What to produce => The answer must consist of every line in the data below that holds the word "text".

Supplied information =>
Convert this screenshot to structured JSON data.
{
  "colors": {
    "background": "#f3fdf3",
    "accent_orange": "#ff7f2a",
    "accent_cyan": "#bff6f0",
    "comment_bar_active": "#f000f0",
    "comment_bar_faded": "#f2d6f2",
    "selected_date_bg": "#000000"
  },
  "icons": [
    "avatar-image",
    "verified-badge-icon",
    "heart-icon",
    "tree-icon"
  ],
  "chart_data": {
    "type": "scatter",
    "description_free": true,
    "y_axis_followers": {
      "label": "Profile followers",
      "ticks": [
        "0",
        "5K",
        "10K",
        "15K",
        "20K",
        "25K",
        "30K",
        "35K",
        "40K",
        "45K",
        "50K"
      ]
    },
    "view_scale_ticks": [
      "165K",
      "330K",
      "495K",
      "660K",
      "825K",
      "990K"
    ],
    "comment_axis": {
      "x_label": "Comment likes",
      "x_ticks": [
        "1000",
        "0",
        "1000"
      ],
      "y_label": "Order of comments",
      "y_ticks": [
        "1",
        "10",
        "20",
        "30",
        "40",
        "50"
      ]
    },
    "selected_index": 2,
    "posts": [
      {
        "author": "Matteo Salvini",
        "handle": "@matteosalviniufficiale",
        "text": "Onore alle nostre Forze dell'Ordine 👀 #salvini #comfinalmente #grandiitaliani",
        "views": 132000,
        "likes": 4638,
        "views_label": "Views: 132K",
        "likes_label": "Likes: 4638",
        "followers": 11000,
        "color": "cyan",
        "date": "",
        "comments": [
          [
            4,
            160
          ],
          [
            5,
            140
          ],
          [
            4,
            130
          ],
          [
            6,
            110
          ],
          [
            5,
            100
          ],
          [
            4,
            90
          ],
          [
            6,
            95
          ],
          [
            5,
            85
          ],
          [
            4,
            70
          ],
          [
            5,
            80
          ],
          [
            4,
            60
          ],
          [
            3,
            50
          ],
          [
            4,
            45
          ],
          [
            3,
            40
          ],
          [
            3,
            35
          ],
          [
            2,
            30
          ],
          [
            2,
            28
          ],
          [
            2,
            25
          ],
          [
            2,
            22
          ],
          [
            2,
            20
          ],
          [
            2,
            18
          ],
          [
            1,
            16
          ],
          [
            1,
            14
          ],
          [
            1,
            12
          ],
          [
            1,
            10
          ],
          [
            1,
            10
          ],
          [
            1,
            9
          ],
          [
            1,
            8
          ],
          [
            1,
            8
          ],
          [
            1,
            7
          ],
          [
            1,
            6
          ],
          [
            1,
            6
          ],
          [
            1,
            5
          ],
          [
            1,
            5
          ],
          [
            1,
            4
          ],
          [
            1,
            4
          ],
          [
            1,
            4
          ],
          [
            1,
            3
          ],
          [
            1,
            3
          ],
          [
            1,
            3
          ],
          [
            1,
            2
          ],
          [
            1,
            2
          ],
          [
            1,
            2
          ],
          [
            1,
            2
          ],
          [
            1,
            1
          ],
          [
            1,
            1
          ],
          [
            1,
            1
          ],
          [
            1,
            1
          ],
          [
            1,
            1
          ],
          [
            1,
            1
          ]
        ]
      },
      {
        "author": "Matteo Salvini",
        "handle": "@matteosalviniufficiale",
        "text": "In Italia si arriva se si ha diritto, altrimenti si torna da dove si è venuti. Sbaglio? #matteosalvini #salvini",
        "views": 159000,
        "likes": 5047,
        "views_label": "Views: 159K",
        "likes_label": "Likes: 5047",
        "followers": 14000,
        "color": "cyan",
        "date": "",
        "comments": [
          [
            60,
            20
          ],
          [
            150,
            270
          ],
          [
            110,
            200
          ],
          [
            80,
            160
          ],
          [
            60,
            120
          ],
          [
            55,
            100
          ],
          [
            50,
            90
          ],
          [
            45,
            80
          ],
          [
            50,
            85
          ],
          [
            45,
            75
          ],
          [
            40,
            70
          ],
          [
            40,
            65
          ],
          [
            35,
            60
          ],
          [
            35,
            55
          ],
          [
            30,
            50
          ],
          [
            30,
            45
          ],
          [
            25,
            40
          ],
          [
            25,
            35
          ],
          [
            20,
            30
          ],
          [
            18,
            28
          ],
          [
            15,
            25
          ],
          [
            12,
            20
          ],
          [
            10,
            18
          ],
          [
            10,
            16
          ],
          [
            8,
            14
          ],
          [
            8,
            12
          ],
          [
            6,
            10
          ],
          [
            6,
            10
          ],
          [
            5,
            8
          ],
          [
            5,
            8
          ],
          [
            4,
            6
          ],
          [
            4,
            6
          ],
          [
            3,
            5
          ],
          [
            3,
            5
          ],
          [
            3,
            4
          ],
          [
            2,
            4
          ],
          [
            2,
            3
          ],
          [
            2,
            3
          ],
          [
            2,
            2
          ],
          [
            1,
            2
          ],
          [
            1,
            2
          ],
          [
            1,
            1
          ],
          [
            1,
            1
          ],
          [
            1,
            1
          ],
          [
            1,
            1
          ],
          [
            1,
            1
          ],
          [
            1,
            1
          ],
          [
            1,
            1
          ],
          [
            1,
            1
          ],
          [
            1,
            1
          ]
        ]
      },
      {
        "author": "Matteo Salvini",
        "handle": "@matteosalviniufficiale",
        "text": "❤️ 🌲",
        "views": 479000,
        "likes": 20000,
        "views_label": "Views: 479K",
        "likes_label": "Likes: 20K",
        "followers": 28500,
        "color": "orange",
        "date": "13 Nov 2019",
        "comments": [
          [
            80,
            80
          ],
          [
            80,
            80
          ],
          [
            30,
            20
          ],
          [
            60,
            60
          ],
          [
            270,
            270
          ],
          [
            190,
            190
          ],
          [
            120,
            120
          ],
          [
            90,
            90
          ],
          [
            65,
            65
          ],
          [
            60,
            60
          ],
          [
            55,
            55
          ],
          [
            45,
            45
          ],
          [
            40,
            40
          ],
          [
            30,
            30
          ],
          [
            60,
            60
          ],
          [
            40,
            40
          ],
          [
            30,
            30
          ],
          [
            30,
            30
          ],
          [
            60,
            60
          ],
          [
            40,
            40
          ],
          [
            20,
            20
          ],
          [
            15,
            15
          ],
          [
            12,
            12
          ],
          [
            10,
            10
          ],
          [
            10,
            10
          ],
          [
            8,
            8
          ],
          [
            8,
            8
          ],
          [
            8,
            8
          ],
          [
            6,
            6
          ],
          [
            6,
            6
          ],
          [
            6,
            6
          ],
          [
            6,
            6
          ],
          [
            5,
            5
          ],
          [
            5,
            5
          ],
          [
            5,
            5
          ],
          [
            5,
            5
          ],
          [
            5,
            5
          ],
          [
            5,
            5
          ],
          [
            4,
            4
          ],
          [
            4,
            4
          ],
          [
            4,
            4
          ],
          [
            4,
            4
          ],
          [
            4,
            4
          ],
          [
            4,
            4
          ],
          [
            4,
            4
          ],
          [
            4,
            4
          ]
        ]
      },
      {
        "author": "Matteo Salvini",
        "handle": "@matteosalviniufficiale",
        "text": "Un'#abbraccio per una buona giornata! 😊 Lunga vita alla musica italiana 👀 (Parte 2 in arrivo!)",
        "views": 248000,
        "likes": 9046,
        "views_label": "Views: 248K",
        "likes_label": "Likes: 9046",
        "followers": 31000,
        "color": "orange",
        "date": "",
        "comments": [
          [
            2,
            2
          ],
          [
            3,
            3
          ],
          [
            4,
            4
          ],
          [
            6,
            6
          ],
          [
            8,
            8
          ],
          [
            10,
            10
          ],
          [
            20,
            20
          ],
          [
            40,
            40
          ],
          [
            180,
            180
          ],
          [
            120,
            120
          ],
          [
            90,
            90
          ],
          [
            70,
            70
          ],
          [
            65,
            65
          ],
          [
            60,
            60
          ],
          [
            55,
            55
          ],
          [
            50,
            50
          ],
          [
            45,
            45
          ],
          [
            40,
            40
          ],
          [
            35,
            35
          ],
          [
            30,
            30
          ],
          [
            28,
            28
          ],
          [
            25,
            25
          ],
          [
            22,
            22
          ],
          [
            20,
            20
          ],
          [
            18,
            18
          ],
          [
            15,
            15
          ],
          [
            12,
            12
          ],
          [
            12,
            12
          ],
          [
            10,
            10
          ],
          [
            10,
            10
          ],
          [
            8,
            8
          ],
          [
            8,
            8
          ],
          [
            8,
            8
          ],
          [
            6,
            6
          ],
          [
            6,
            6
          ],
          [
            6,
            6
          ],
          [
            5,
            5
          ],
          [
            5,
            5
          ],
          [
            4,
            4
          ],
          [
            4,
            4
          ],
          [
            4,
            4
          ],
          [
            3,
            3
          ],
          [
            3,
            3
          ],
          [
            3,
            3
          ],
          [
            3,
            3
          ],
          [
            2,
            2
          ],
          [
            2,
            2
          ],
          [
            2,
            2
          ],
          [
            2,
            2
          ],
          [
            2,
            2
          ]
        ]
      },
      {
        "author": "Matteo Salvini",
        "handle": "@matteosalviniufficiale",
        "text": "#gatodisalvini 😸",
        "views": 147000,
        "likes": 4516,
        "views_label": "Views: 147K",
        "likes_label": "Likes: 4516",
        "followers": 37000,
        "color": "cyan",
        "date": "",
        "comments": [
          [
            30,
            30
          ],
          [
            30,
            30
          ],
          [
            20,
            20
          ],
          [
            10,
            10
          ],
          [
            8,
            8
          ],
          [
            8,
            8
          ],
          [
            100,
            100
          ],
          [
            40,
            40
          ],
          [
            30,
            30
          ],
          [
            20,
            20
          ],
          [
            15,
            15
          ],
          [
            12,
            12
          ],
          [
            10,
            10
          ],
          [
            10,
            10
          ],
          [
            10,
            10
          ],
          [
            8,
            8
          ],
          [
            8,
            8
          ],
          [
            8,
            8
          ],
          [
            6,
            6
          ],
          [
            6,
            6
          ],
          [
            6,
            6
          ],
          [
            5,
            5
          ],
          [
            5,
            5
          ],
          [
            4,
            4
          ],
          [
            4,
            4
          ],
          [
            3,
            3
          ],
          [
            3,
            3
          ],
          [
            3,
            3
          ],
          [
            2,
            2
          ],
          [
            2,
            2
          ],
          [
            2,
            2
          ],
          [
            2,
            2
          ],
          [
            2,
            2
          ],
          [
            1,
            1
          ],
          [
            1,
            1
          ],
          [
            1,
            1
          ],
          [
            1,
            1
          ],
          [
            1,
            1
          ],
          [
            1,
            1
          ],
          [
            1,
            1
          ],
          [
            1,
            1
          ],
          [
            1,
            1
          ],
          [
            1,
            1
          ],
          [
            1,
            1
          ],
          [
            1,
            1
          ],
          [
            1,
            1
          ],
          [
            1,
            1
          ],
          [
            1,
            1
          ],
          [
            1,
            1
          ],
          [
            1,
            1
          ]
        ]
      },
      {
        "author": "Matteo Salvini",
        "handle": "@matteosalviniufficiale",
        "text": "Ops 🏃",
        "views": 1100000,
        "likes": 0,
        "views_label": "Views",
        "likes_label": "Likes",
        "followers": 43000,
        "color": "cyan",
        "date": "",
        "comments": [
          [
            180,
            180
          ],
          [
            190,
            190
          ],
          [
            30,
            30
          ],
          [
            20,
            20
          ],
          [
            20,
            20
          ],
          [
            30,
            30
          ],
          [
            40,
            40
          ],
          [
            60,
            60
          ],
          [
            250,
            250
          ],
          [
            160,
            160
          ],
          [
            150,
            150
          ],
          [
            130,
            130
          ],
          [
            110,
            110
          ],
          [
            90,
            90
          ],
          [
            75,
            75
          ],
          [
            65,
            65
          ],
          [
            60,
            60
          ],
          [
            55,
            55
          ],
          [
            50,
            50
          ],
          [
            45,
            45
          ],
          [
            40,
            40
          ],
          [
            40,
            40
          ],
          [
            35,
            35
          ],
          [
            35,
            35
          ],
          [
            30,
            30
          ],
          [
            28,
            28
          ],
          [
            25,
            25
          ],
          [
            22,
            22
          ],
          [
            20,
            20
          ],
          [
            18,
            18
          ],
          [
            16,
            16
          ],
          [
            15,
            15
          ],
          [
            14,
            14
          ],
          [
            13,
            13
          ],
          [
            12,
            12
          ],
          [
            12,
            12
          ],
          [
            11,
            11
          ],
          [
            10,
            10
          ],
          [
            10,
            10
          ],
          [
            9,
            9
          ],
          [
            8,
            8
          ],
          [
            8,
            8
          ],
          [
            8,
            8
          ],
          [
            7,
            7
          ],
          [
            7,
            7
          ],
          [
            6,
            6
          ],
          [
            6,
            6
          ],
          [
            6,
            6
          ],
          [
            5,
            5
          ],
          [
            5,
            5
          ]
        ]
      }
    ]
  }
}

Result =>
        "text": "Onore alle nostre Forze dell'Ordine 👀 #salvini #comfinalmente #grandiitaliani",
        "text": "In Italia si arriva se si ha diritto, altrimenti si torna da dove si è venuti. Sbaglio? #matteosalvini #salvini",
        "text": "❤️ 🌲",
        "text": "Un'#abbraccio per una buona giornata! 😊 Lunga vita alla musica italiana 👀 (Parte 2 in arrivo!)",
        "text": "#gatodisalvini 😸",
        "text": "Ops 🏃",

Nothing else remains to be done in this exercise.